Cite

Citation Scheme:

        

Citations by CSL (citeproc-js)

Usage Statistics

Share

Embed

Customize your widget with the following options, then copy and paste the code below into the HTML of your page to embed this item in your website.
                        
                            <div id="ubcOpenCollectionsWidgetDisplay">
                            <script id="ubcOpenCollectionsWidget"
                            src="{[{embed.src}]}"
                            data-item="{[{embed.item}]}"
                            data-collection="{[{embed.collection}]}"
                            data-metadata="{[{embed.showMetadata}]}"
                            data-width="{[{embed.width}]}"
                            data-media="{[{embed.selectedMedia}]}"
                            async >
                            </script>
                            </div>
                        
                    
IIIF logo Our image viewer uses the IIIF 2.0 standard.

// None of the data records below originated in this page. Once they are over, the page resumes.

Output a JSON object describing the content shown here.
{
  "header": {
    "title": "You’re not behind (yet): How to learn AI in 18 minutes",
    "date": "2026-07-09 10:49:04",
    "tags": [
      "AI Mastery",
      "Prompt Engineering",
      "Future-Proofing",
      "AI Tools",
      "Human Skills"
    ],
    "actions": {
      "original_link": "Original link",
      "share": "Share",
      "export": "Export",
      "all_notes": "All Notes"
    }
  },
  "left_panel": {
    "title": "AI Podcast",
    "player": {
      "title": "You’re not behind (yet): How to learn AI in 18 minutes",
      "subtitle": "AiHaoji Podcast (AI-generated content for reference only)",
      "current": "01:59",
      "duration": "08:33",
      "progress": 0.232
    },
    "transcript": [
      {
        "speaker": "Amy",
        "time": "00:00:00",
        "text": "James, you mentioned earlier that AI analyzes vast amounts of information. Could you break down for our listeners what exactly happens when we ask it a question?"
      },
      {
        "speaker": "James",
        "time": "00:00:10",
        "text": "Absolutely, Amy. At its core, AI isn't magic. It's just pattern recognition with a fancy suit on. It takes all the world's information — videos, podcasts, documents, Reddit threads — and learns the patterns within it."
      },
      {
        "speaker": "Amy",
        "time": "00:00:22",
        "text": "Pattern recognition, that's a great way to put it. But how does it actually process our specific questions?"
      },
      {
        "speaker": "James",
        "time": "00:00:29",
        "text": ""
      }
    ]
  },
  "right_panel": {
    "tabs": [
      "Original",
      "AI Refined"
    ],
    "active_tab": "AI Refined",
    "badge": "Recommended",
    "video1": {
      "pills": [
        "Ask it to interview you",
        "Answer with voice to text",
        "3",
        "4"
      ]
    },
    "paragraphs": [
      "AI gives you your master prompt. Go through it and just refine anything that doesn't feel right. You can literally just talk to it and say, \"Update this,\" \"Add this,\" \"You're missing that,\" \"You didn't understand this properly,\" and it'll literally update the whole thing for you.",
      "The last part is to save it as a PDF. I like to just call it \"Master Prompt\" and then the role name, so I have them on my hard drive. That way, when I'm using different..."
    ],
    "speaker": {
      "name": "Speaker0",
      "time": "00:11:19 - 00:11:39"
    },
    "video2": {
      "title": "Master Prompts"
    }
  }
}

To load this item in other compatible viewers, use this url:
https://iiif.library.ubc.ca/presentation/dsp.831.1-0094447/manifest

Comment

Related Items